The Chattahoochee River originates in the mountains nearby and is a small stream, meandering through the forest.



The flow increases at it goes down toward Helen. It increases even more as it gets to Atlanta, see my post: “Trails along the Chattahoochee” here.



Coasting down our scenic drive, the road became wider and we arrived in the little mountain town of Helen. This village has a long history. First, the Cherokee Indians lived all around the mountains and Indian burial mounds are still there, actually two miles south of town.


Nacoochee Mound, Indian Burial Grounds (from the Web)

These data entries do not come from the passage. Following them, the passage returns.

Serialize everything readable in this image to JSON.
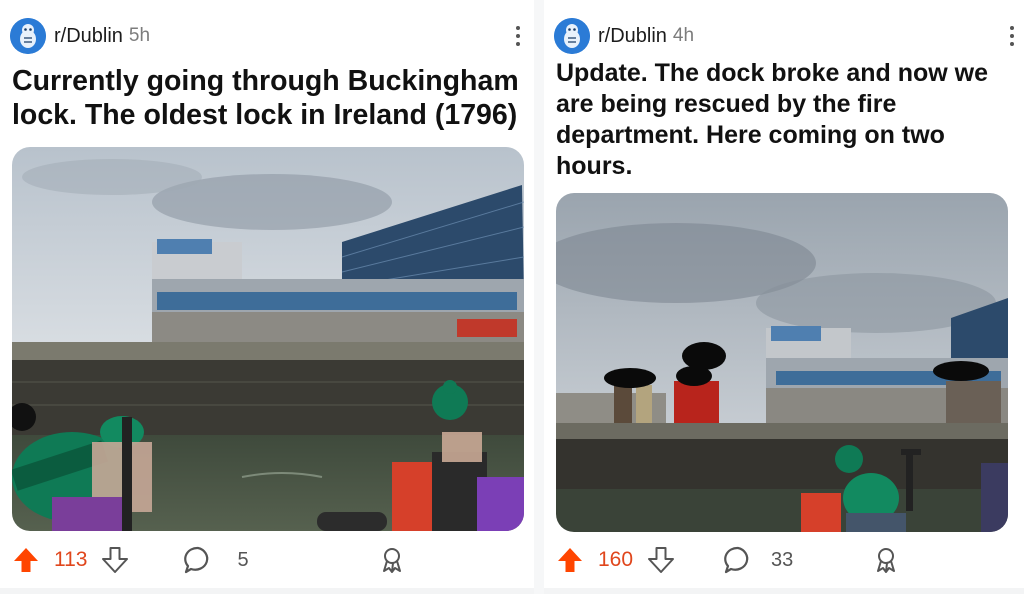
{
  "posts": [
    {
      "subreddit": "r/Dublin",
      "age": "5h",
      "title": "Currently going through Buckingham lock. The oldest lock in Ireland (1796)",
      "score": "113",
      "comments": "5",
      "icons": [
        "subreddit-avatar-icon",
        "more-options-icon",
        "upvote-icon",
        "downvote-icon",
        "comment-icon",
        "award-icon"
      ]
    },
    {
      "subreddit": "r/Dublin",
      "age": "4h",
      "title": "Update. The dock broke and now we are being rescued by the fire department. Here coming on two hours.",
      "score": "160",
      "comments": "33",
      "icons": [
        "subreddit-avatar-icon",
        "more-options-icon",
        "upvote-icon",
        "downvote-icon",
        "comment-icon",
        "award-icon"
      ]
    }
  ],
  "colors": {
    "upvote_active": "#ff4500",
    "score_text": "#e0461c",
    "avatar_bg": "#2b7bd6",
    "meta_text": "#7c7c7c"
  }
}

Then early settlers came to mine for gold and cut all the virgin timber. But by the 1970s it was a failing small town. Businessmen asked a nearby artist to draw some plans for the town. He had been stationed in Germany so he sketched buildings with gingerbread trims and gave the town an Alpine look. Buildings painted with scenes from Bavaria, cobblestone alleyways and German restaurants and gift shops give the town a real Alpine look.




It was still light when we arrived in the village and we could hear the music celebrating the last day of Oktoberfest.




We selected a German restaurant, the Heidelberg. We had some good German food accompanied by German beer.




After dinner we walked a bit in the town.


Don't forget to click on the pictures to enlarge them

There were many children in costumes for Halloween and some adults too - everyone having a great time.